WHAT THE TASK REQUIRES. Would you copy out the whole listing exactly as given?
::: INPUT MATERIAL :::
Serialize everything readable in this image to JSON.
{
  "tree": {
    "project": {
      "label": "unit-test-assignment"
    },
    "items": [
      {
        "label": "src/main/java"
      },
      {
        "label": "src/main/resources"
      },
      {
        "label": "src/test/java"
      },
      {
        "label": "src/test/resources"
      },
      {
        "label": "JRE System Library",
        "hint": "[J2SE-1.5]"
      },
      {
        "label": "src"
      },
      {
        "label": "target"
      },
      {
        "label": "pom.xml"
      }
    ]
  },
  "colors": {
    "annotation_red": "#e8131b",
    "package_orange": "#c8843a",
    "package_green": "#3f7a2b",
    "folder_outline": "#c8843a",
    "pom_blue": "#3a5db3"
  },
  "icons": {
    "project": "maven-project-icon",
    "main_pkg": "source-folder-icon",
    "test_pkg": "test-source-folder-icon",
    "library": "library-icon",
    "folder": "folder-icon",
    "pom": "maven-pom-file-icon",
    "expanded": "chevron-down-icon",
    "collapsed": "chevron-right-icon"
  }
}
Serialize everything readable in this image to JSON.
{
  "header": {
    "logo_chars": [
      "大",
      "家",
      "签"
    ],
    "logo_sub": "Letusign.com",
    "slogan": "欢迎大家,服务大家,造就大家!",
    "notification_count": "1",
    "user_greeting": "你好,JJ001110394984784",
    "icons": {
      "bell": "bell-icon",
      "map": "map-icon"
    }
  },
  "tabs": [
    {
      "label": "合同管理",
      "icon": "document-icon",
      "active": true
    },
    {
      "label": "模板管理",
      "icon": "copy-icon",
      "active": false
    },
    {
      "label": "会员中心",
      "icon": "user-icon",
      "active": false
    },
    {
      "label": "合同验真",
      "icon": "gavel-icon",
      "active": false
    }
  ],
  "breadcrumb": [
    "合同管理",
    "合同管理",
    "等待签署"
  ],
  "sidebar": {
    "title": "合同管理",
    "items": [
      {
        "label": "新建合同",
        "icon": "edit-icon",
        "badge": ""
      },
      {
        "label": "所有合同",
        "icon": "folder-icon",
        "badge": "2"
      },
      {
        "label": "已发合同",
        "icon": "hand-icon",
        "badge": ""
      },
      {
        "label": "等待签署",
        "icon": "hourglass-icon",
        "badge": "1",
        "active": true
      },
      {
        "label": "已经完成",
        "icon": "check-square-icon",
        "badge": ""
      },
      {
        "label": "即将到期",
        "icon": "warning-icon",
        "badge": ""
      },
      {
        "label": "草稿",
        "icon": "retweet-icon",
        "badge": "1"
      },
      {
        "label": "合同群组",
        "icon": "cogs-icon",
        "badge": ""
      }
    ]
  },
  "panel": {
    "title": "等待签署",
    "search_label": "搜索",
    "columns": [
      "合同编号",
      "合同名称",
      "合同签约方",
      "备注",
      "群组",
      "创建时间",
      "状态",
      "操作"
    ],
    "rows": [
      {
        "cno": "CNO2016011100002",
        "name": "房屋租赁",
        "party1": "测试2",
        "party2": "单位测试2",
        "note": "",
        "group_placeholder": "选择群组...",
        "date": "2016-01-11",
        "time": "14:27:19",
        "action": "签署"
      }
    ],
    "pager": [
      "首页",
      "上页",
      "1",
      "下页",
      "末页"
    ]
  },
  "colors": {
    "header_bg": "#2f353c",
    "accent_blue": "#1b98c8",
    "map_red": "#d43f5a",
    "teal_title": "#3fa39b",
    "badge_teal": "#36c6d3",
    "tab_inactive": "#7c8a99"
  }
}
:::
TASK RESPONSE.
Serialize everything readable in this image to JSON.
{
  "tree": {
    "project": {
      "label": "unit-test-assignment"
    },
    "items": [
      {
        "label": "src/main/java"
      },
      {
        "label": "src/main/resources"
      },
      {
        "label": "src/test/java"
      },
      {
        "label": "src/test/resources"
      },
      {
        "label": "JRE System Library",
        "hint": "[J2SE-1.5]"
      },
      {
        "label": "src"
      },
      {
        "label": "target"
      },
      {
        "label": "pom.xml"
      }
    ]
  },
  "colors": {
    "annotation_red": "#e8131b",
    "package_orange": "#c8843a",
    "package_green": "#3f7a2b",
    "folder_outline": "#c8843a",
    "pom_blue": "#3a5db3"
  },
  "icons": {
    "project": "maven-project-icon",
    "main_pkg": "source-folder-icon",
    "test_pkg": "test-source-folder-icon",
    "library": "library-icon",
    "folder": "folder-icon",
    "pom": "maven-pom-file-icon",
    "expanded": "chevron-down-icon",
    "collapsed": "chevron-right-icon"
  }
}
Serialize everything readable in this image to JSON.
{
  "header": {
    "logo_chars": [
      "大",
      "家",
      "签"
    ],
    "logo_sub": "Letusign.com",
    "slogan": "欢迎大家,服务大家,造就大家!",
    "notification_count": "1",
    "user_greeting": "你好,JJ001110394984784",
    "icons": {
      "bell": "bell-icon",
      "map": "map-icon"
    }
  },
  "tabs": [
    {
      "label": "合同管理",
      "icon": "document-icon",
      "active": true
    },
    {
      "label": "模板管理",
      "icon": "copy-icon",
      "active": false
    },
    {
      "label": "会员中心",
      "icon": "user-icon",
      "active": false
    },
    {
      "label": "合同验真",
      "icon": "gavel-icon",
      "active": false
    }
  ],
  "breadcrumb": [
    "合同管理",
    "合同管理",
    "等待签署"
  ],
  "sidebar": {
    "title": "合同管理",
    "items": [
      {
        "label": "新建合同",
        "icon": "edit-icon",
        "badge": ""
      },
      {
        "label": "所有合同",
        "icon": "folder-icon",
        "badge": "2"
      },
      {
        "label": "已发合同",
        "icon": "hand-icon",
        "badge": ""
      },
      {
        "label": "等待签署",
        "icon": "hourglass-icon",
        "badge": "1",
        "active": true
      },
      {
        "label": "已经完成",
        "icon": "check-square-icon",
        "badge": ""
      },
      {
        "label": "即将到期",
        "icon": "warning-icon",
        "badge": ""
      },
      {
        "label": "草稿",
        "icon": "retweet-icon",
        "badge": "1"
      },
      {
        "label": "合同群组",
        "icon": "cogs-icon",
        "badge": ""
      }
    ]
  },
  "panel": {
    "title": "等待签署",
    "search_label": "搜索",
    "columns": [
      "合同编号",
      "合同名称",
      "合同签约方",
      "备注",
      "群组",
      "创建时间",
      "状态",
      "操作"
    ],
    "rows": [
      {
        "cno": "CNO2016011100002",
        "name": "房屋租赁",
        "party1": "测试2",
        "party2": "单位测试2",
        "note": "",
        "group_placeholder": "选择群组...",
        "date": "2016-01-11",
        "time": "14:27:19",
        "action": "签署"
      }
    ],
    "pager": [
      "首页",
      "上页",
      "1",
      "下页",
      "末页"
    ]
  },
  "colors": {
    "header_bg": "#2f353c",
    "accent_blue": "#1b98c8",
    "map_red": "#d43f5a",
    "teal_title": "#3fa39b",
    "badge_teal": "#36c6d3",
    "tab_inactive": "#7c8a99"
  }
}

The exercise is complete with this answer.